- Andrew Yang upset porn fans with his criticism of Bing Tuesday 10:34 PM
- Kamala Harris really wants Trump kicked off Twitter Tuesday 10:22 PM
- Bernie Sanders jokes he didn’t use medical marijuana before tonight’s debate Tuesday 9:47 PM
- Tulsi Gabbard says she’s not a Russian asset—which is just what a Russian asset would say Tuesday 9:20 PM
- Warren says she doesn’t have a ‘beef with billionaires’ Tuesday 8:59 PM
- Andrew Yang’s Universal Basic Income plan gets support from other candidates Tuesday 8:40 PM
- Christmas creep is real, and it’s all over Tom Steyer’s neck Tuesday 8:05 PM
- Stans are using pictures of Beyoncé to catfish sugar daddies Tuesday 7:18 PM
- Wait, who the heck is Tom Steyer? Tuesday 7:17 PM
- Teacher caught on video in racist rant put on leave without pay Tuesday 5:44 PM
- Pornhub pulls Girls Do Porn videos amid sex trafficking charges Tuesday 4:49 PM
- Gina Rodriguez sings N-word on Instagram story Tuesday 4:41 PM
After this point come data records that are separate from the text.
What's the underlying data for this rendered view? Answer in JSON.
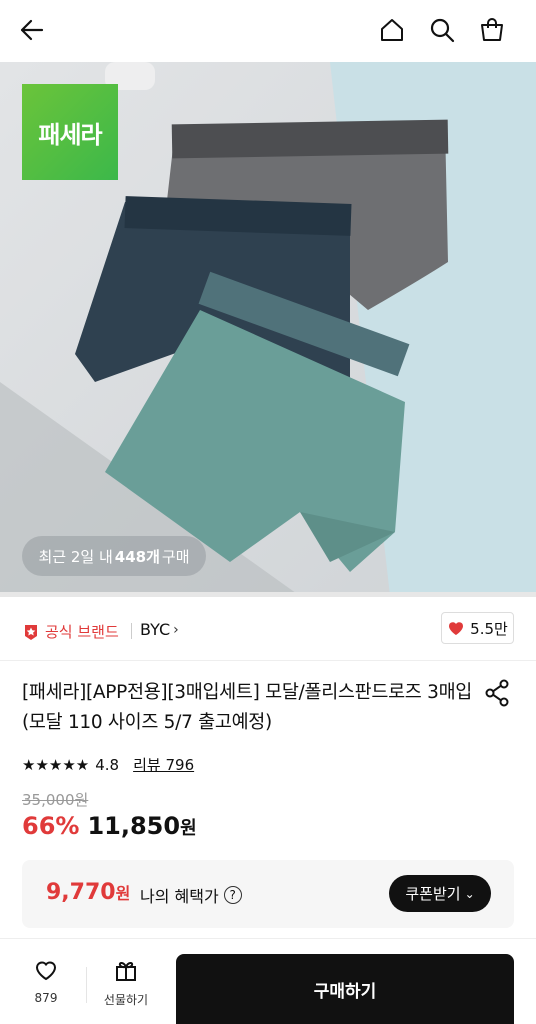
{
  "topbar": {
    "back_icon": "arrow-left-icon",
    "home_icon": "home-icon",
    "search_icon": "search-icon",
    "cart_icon": "shopping-bag-icon"
  },
  "hero": {
    "brand_logo_text": "패세라",
    "sold_prefix": "최근 2일 내 ",
    "sold_count": "448개",
    "sold_suffix": " 구매",
    "image_progress": 0.0
  },
  "brand": {
    "official_label": "공식 브랜드",
    "brand_name": "BYC",
    "likes": "5.5만",
    "colors": {
      "accent": "#e03a3a"
    }
  },
  "product": {
    "title": "[패세라][APP전용][3매입세트] 모달/폴리스판드로즈 3매입 (모달 110 사이즈 5/7 출고예정)",
    "rating": 4.8,
    "rating_text": "4.8",
    "review_label": "리뷰 796",
    "original_price": "35,000원",
    "discount": "66%",
    "price": "11,850",
    "price_unit": "원"
  },
  "benefit": {
    "price": "9,770",
    "price_unit": "원",
    "label": "나의 혜택가",
    "help_icon": "question-circle-icon",
    "coupon_label": "쿠폰받기"
  },
  "bottom": {
    "wish_count": "879",
    "gift_label": "선물하기",
    "buy_label": "구매하기"
  }
}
- Trump Jr. mocked for Hunter Biden tweet about profiting from dad’s name Tuesday 3:58 PM
- All the holiday movies and shows coming to Netflix in 2019 Tuesday 3:48 PM
- Smoke ’em, pass ’em Week 7: The QB blues Tuesday 3:29 PM
Reddit may have a bad reputation for its right-wing subreddits, but the site also has the potential to change lives for the better. On average, redditors on the support subreddit r/depression showed a “positive emotion change” over time, a new study reveals.
The report, which was written by University of Utah’s Dr. Albert Park and Dr. Mike Conway, tracked “emotion-related language usages” for members on r/depression, scoring whether they used positive or negative words over time, along with how they communicated with others and the subject matter they wrote about. These fluctuations were also measured against three other subreddits: r/happy, r/diabetes, and r/ibs, which focus on positive emotions, diabetes support, and aid for irritable bowel syndrome, respectively.
On average, r/depression’s users showed improvement over time when it came to expressing positive and negative emotions, sadness, anxiety, and overusing the first-person singular, among other factors. This, the authors conclude, shows online mental health support communities may be able to help users deal with depression in the long-term as they continue posting.
“The comparison of communities indicates that the emotion-related language usage of depression community members improved either significantly or at least as much as (i.e.: no significant difference) members of other online communities,” the study reports. “We consider these results to be an important step toward developing a better understanding of the impact of prolonged participation in an online depression community on emotional health, in addition to providing insights into the long-term psychosocial well-being of members.”
However, the study warns that posting on r/depression alone is not a magic fix, nor will r/depression help every single Redditor handle their mental illnesses. But the findings raise new questions about how positive and affirming mental health support communities can help users get the support they need to get by.
Read the full study here.
Ana Valens is a reporter specializing in online queer communities, marginalized identities, and adult content creation. She is Daily Dot's Trans/Sex columnist. Her work has appeared at Vice, Vox, Truthout, Bitch Media, Kill Screen, Rolling Stone, and the Toast. She lives in Brooklyn, New York, and spends her free time developing queer adult games.